I have been traveling to New Zealand from my native Wales for more than twelve years, staying up to six months at a time. I feel at home there. My partner and fellow traveler, Betty, lives in Christchurch and together we own a tough 4WD Toyota Hi-Ace campervan known as Myfanwy. I feel an affinity with the old girl with a Welsh name, neither of us are in the first bloom of youth, she is past twenty-five years of age. And we share something of a rugged exterior, a love of the outdoors and the urge to see what is around the corner. Myfanwy carries everything we need, often including two cycles on the front and a kayak on the roof; the netting over her side door is almost sandfly proof. She has toured every corner of the South Island and much of the North Island, sometimes with two of us aboard, often just with me. There is a quote above the windscreen- From the Mountains to the Sea. It perfectly describes her existence; she has felt the sand of beaches, the spin of gravel on back roads and perched loftily on mountain tops, looking down on rolling clouds unfolding in the valleys below. The West Coast road from Jacksons Bay to Kohaihai has often been visited, so too the Rainbow Road and the Molesworth Track. In 2015 Myfanwy supported four septuagenarian cyclists and another who is close, through six days and 300 miles (500 kilometres) of this rugged Marlborough high country. She carried the stores and tiny lightweight tents; her kettle whistling steam for smoko and supper all along the Rainbow wash-outs, and the magnificent backdrop of the Molesworth.
And is there any other way to get from the Canterbury Plains to Southland other than by leaving the tar seal behind and taking to another High Country route, crossing the McKenzie Basin and Danseys Pass to reach Millers Flat by way of the Lake Onslow track? A route we have taken in summer and in winter when the domestic water system froze solid overnight.

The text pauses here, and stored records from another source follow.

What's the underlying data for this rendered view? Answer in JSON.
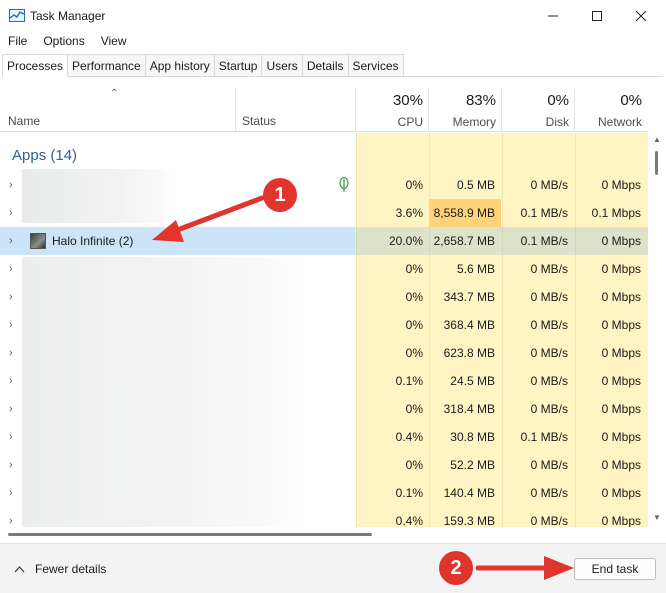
{
  "window": {
    "title": "Task Manager",
    "controls": {
      "minimize": "—",
      "maximize": "☐",
      "close": "✕"
    }
  },
  "menu": [
    "File",
    "Options",
    "View"
  ],
  "tabs": [
    {
      "label": "Processes",
      "active": true
    },
    {
      "label": "Performance",
      "active": false
    },
    {
      "label": "App history",
      "active": false
    },
    {
      "label": "Startup",
      "active": false
    },
    {
      "label": "Users",
      "active": false
    },
    {
      "label": "Details",
      "active": false
    },
    {
      "label": "Services",
      "active": false
    }
  ],
  "columns": {
    "name": "Name",
    "status": "Status",
    "cpu": {
      "pct": "30%",
      "label": "CPU"
    },
    "memory": {
      "pct": "83%",
      "label": "Memory"
    },
    "disk": {
      "pct": "0%",
      "label": "Disk"
    },
    "network": {
      "pct": "0%",
      "label": "Network"
    }
  },
  "section": {
    "title": "Apps (14)"
  },
  "rows": [
    {
      "name": "",
      "cpu": "0%",
      "memory": "0.5 MB",
      "disk": "0 MB/s",
      "network": "0 Mbps"
    },
    {
      "name": "",
      "cpu": "3.6%",
      "memory": "8,558.9 MB",
      "disk": "0.1 MB/s",
      "network": "0.1 Mbps"
    },
    {
      "name": "Halo Infinite (2)",
      "cpu": "20.0%",
      "memory": "2,658.7 MB",
      "disk": "0.1 MB/s",
      "network": "0 Mbps"
    },
    {
      "name": "",
      "cpu": "0%",
      "memory": "5.6 MB",
      "disk": "0 MB/s",
      "network": "0 Mbps"
    },
    {
      "name": "",
      "cpu": "0%",
      "memory": "343.7 MB",
      "disk": "0 MB/s",
      "network": "0 Mbps"
    },
    {
      "name": "",
      "cpu": "0%",
      "memory": "368.4 MB",
      "disk": "0 MB/s",
      "network": "0 Mbps"
    },
    {
      "name": "",
      "cpu": "0%",
      "memory": "623.8 MB",
      "disk": "0 MB/s",
      "network": "0 Mbps"
    },
    {
      "name": "",
      "cpu": "0.1%",
      "memory": "24.5 MB",
      "disk": "0 MB/s",
      "network": "0 Mbps"
    },
    {
      "name": "",
      "cpu": "0%",
      "memory": "318.4 MB",
      "disk": "0 MB/s",
      "network": "0 Mbps"
    },
    {
      "name": "",
      "cpu": "0.4%",
      "memory": "30.8 MB",
      "disk": "0.1 MB/s",
      "network": "0 Mbps"
    },
    {
      "name": "",
      "cpu": "0%",
      "memory": "52.2 MB",
      "disk": "0 MB/s",
      "network": "0 Mbps"
    },
    {
      "name": "",
      "cpu": "0.1%",
      "memory": "140.4 MB",
      "disk": "0 MB/s",
      "network": "0 Mbps"
    },
    {
      "name": "",
      "cpu": "0.4%",
      "memory": "159.3 MB",
      "disk": "0 MB/s",
      "network": "0 Mbps"
    }
  ],
  "footer": {
    "fewer_details": "Fewer details",
    "end_task": "End task"
  },
  "annotations": {
    "marker1": "1",
    "marker2": "2",
    "color": "#e0342c"
  },
  "colors": {
    "heat_light": "#fff4c4",
    "heat_high": "#ffd37a",
    "selection": "#cce4f7",
    "section": "#2a5ea8"
  }
}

We were at home when the Christchurch earthquakes struck in 2011; Myfanwy became our refuge for several days when, marooned beside the estuary, we flattened the battery listening to the news on the radio, our only communication with the outside world. In time, when enough cracks in the property had been stitched up, we moved back into the house and Myfanwy spent her time ferrying building materials until the dreaded Red Zone announcement meant we had eventually had to move away.

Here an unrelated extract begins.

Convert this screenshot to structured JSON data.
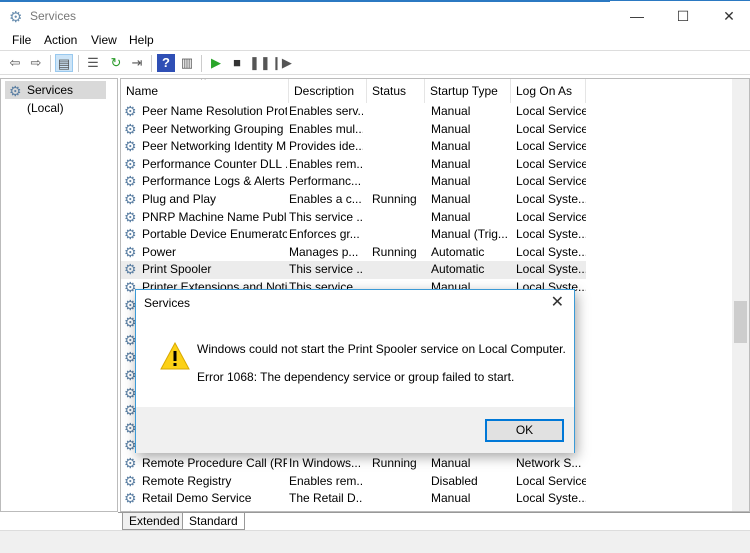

As someone who likes to write (a small book shelf has been squeezed into her already well-fitted interior) and put paint onto canvas occasionally, Myfanwy has often been a desk and easel as well. She has taken me to places I would not otherwise have seen. There are so many rugged, beautiful, inspiring, often empty, places in New Zealand; sometimes I feel that there are just the two of us and that Myfanwy has something of the old pioneering spirit about her.

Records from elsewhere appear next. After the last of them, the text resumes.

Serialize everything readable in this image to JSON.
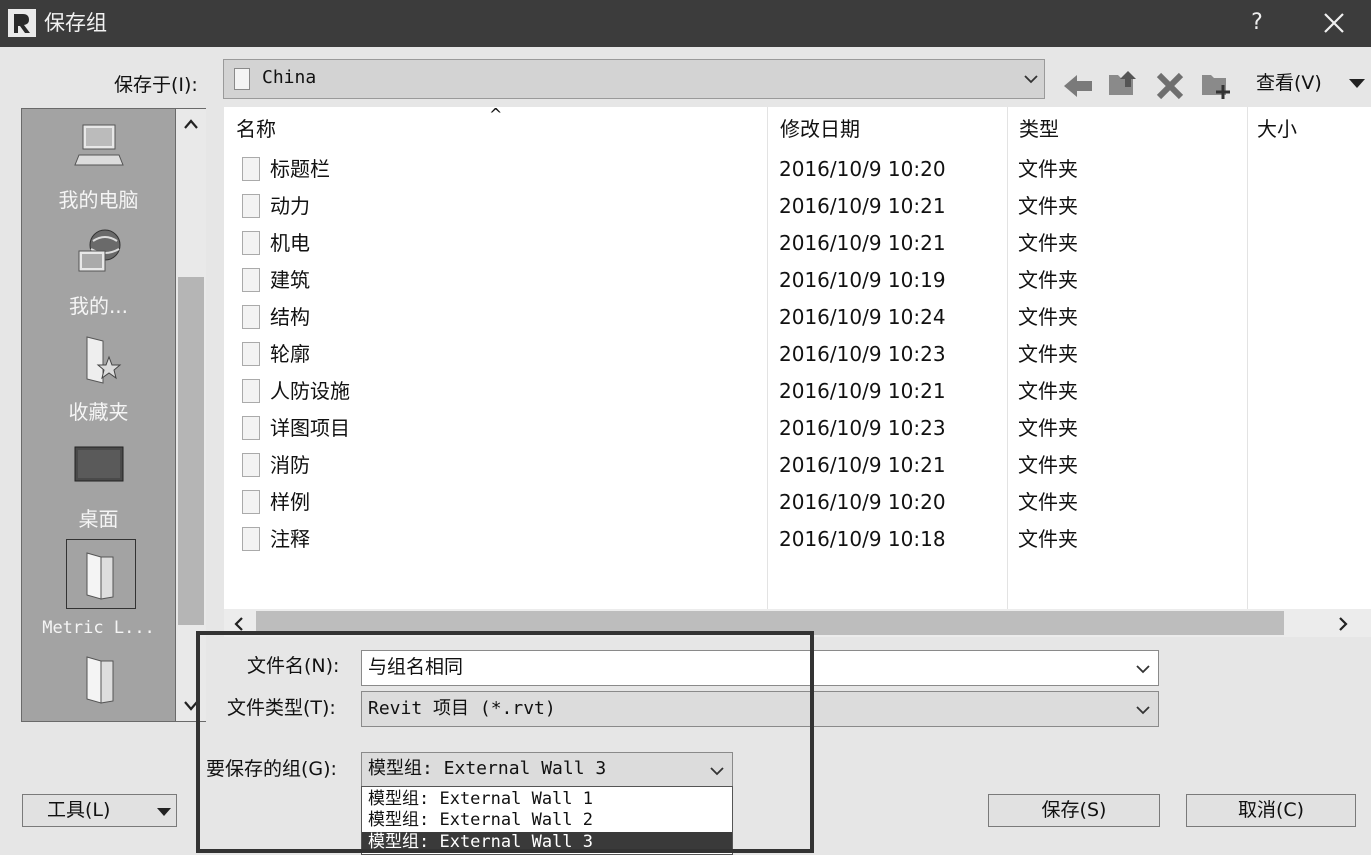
{
  "window": {
    "title": "保存组",
    "help_label": "?",
    "close_label": "Close"
  },
  "toolbar": {
    "save_in_label": "保存于(I):",
    "save_in_value": "China",
    "view_label": "查看(V)"
  },
  "places": [
    {
      "label": "我的电脑",
      "icon": "computer-icon"
    },
    {
      "label": "我的...",
      "icon": "network-globe-icon"
    },
    {
      "label": "收藏夹",
      "icon": "favorites-star-folder-icon"
    },
    {
      "label": "桌面",
      "icon": "desktop-monitor-icon"
    },
    {
      "label": "Metric L...",
      "icon": "folder-icon"
    },
    {
      "label": "",
      "icon": "folder-icon"
    }
  ],
  "file_list": {
    "columns": [
      "名称",
      "修改日期",
      "类型",
      "大小"
    ],
    "sort_indicator": "^",
    "rows": [
      {
        "name": "标题栏",
        "date": "2016/10/9 10:20",
        "type": "文件夹"
      },
      {
        "name": "动力",
        "date": "2016/10/9 10:21",
        "type": "文件夹"
      },
      {
        "name": "机电",
        "date": "2016/10/9 10:21",
        "type": "文件夹"
      },
      {
        "name": "建筑",
        "date": "2016/10/9 10:19",
        "type": "文件夹"
      },
      {
        "name": "结构",
        "date": "2016/10/9 10:24",
        "type": "文件夹"
      },
      {
        "name": "轮廓",
        "date": "2016/10/9 10:23",
        "type": "文件夹"
      },
      {
        "name": "人防设施",
        "date": "2016/10/9 10:21",
        "type": "文件夹"
      },
      {
        "name": "详图项目",
        "date": "2016/10/9 10:23",
        "type": "文件夹"
      },
      {
        "name": "消防",
        "date": "2016/10/9 10:21",
        "type": "文件夹"
      },
      {
        "name": "样例",
        "date": "2016/10/9 10:20",
        "type": "文件夹"
      },
      {
        "name": "注释",
        "date": "2016/10/9 10:18",
        "type": "文件夹"
      }
    ]
  },
  "form": {
    "filename_label": "文件名(N):",
    "filename_value": "与组名相同",
    "filetype_label": "文件类型(T):",
    "filetype_value": "Revit 项目 (*.rvt)",
    "group_label": "要保存的组(G):",
    "group_value": "模型组: External Wall 3",
    "group_options": [
      "模型组: External Wall 1",
      "模型组: External Wall 2",
      "模型组: External Wall 3"
    ],
    "group_selected_index": 2
  },
  "buttons": {
    "tools_label": "工具(L)",
    "save_label": "保存(S)",
    "cancel_label": "取消(C)"
  },
  "colors": {
    "titlebar": "#3c3c3c",
    "places_bg": "#a3a3a3",
    "selected_option": "#3a3a3a",
    "highlight_frame": "#333333"
  }
}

This article appeared as a letter in the March 2016 edition of the New Zealand magazine North & South